“I fell in love with the festival the first time I went,” Furth said. “Who wouldn’t want to watch extreme sports? It’s real TV.”

Lauren Allen, another intern, said she hopes this opportunity will help her find a job in film and television.

“I want to help the festival grow and continue being a great opportunity for students,” Allen said. “It has given me the opportunity to learn more skills and see more about how events like this come together.”

Both Furth and Allen have attended the festival every year since they were freshmen.

Furth’s favorite memory is connecting with the director of a movie who volunteered in Africa, as Furth had done the previous semester.

Allen’s favorite memory is seeing a film about Shakespearean plays performed by students.

“Seeing how different young men and women are positively affected by theater was very touching,” Allen said.

Winona State students can also be involved directly with the festival by volunteering.

Kathy Florin, assistant director for the festival, said nearly 150 people sign up to volunteer for the festival.

Various jobs include ushering, ticketing, managing tables like college passes, selling merchandise tables, technicians, set up and tear down, and managing kids activities.
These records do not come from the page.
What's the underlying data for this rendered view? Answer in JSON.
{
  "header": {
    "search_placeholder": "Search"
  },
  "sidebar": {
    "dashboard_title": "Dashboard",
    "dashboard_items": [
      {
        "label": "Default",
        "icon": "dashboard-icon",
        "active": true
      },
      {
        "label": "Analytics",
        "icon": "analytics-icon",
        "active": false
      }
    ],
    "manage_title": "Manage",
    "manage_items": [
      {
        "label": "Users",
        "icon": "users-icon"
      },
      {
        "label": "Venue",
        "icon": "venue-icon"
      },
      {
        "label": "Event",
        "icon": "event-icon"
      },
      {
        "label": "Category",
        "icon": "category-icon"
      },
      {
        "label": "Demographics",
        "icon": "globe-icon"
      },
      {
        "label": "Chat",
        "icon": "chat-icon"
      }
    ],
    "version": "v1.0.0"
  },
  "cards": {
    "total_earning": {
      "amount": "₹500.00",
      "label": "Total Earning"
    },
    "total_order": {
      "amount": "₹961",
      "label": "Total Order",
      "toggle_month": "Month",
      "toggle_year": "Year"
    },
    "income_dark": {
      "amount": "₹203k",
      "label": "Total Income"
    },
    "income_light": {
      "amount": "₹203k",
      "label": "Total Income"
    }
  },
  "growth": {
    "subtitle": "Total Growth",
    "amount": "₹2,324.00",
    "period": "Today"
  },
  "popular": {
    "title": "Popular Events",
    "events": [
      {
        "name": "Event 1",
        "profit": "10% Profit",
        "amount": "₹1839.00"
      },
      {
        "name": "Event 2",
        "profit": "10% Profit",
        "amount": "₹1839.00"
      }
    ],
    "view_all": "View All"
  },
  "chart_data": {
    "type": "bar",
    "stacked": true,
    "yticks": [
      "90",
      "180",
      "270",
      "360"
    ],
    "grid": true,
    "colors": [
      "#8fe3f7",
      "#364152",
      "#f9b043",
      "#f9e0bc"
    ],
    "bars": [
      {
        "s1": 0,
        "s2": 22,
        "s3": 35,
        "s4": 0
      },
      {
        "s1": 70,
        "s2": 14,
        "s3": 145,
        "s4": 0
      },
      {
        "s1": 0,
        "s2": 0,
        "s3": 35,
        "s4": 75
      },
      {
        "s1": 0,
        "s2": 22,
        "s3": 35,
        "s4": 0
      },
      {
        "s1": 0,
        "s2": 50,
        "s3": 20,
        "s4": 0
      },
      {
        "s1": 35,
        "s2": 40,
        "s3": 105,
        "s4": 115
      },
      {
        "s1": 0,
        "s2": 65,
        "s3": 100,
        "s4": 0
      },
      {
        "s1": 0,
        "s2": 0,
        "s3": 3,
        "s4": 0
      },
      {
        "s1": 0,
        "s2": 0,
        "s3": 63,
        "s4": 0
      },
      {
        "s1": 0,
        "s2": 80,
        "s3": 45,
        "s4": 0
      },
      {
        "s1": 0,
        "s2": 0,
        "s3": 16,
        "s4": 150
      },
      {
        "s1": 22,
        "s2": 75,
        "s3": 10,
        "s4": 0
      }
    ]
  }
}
Volunteers also get a T-shirt and ticket to the festival.

“We have an amazing group of interns,” Florin said. “Other students can help spread the word on campus, take ideas from the festival and implement them on campus and in our community.”

The festival is free for area college students and Winona high school students. The festival will show movies at various locations including St. Mary’s University, Southeast Technical College and downtown Winona.

For more information, visit the website at www.frff.org.

Contact Jordan at [email protected]